Patient Approaches and Opportunities
As pharmacists, we can do our best to optimize medication therapy; however, it is critical to think about the larger picture and the social determinants of health that are influencing a patient’s lifestyle and environment. Before making lifestyle-change recommendations, it is vital to consider what is possible for the patient to accomplish. Pharmacists must remember to recommend culturally appropriate diet and lifestyle changes that are within the realm of possibility for a patient so they have the ability to follow them. Additionally, pharmacists have the potential to make an impact at the population-health level by utilizing their patient-care experiences to advocate for larger community or district-level policy changes.
Related chapters of interest:
- Saying what you mean doesn’t always mean what you say: cross-cultural communication

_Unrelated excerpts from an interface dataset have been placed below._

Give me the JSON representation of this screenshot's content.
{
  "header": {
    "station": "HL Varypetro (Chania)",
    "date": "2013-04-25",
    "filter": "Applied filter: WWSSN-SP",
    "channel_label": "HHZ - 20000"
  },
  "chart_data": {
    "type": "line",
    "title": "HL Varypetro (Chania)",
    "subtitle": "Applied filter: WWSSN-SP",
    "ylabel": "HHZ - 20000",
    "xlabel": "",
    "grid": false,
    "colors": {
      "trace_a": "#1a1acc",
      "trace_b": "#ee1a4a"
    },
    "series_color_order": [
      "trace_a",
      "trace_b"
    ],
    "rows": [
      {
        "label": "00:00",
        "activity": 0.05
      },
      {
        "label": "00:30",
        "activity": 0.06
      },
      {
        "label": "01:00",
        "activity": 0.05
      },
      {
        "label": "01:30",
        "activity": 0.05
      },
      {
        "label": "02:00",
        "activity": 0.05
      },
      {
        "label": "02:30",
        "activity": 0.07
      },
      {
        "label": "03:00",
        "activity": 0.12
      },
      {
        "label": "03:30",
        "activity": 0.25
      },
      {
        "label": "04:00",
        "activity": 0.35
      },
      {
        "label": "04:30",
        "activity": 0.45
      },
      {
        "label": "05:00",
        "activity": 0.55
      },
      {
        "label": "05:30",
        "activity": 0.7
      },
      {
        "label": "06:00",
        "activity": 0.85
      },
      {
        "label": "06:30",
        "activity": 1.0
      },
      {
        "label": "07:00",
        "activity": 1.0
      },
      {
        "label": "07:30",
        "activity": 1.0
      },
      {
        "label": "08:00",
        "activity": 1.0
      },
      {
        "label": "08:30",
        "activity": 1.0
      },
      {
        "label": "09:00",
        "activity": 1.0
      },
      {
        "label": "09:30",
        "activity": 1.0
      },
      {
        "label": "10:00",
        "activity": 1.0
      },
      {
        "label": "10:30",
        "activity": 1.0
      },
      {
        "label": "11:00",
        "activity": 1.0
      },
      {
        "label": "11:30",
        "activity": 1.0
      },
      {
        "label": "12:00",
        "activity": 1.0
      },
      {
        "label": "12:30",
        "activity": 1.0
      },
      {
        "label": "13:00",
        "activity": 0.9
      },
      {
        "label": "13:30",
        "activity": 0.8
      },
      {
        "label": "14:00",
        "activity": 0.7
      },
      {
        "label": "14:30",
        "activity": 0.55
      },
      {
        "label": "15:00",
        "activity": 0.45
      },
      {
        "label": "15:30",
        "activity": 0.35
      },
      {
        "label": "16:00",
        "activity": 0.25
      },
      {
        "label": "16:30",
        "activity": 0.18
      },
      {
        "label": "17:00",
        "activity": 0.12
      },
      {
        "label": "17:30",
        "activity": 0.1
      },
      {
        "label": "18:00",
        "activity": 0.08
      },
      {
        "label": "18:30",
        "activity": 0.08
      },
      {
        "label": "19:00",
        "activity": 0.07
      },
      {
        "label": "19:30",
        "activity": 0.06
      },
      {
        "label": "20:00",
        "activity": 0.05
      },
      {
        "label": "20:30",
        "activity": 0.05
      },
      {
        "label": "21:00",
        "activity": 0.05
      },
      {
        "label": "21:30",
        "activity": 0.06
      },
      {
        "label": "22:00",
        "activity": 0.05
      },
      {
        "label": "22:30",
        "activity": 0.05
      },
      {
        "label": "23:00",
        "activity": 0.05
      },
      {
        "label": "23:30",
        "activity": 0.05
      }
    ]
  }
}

- Communicating health information: hidden barriers and practical approaches
- Plant now, harvest later: services for rural underserved patients
- The ‘state’ of things: epidemiologic comparisons across populations
- Healthy People 2020: https://www.healthypeople.gov/. Accessed February 20, 2019.
- Sustainable Development Goals: https://www.un.org/sustainabledevelopment/sustainable-development-goals/. Accessed February 20, 2019.
- Federally Qualified Health Center locator https://findahealthcenter.hrsa.gov/. Accessed February 20, 2019.
- Find a local foodbank with Feeding America https://www.feedingamerica.org/. Accessed February 20, 2019.
- Spent: http://playspent.org/. Accessed February 20, 2019.
- UNNATURAL CAUSES…is inequality making us sick? Place Matters. Ellie Lee, Producer and Director, Andrea Williams, Editor. California Newsreel 2008. https://www.unnaturalcauses.org/about_the_series.php. Accessed February 20, 2019.
- Constitution of WHO: principles. http://www.who.int/about/mission/en/. Accessed August 24, 2018.
- The top 10 causes of death. http://www.who.int/news-room/fact-sheets/detail/the-top-10-causes-of-death. Accessed August 24, 2018.
- Social Determinants of Health: Know What Affects Health. https://www.cdc.gov/socialdeterminants/. Accessed August 24, 2018.
- Healthy People 2020 https://www.healthypeople.gov/. Accessed August 24, 2018.
- Social Determinants of Health https://www.healthypeople.gov/2020/topics-objectives/topic/social-determinants-of-health. Accessed August 24, 2018.
- Healthy Systems: Equity. https://www.who.int/healthsystems/topics/equity/en/. Accessed November 30, 2018.
- Klein R, Huang D. Defining and measuring disparities, inequities, and inequalities in the Healthy People initiative. CDC. https://www.cdc.gov/nchs/ppt/nchs2010/41_klein.pdf. Accessed November 30, 2018.
- Disparities https://www.healthypeople.gov/2020/about/foundation-health-measures/Disparities. Accessed August 24, 2018.
- Sustainable Knowledge Platform, Sustainable Development Goal 3. https://sustainabledevelopment.un.org/sdg3. Accessed August 24, 2018.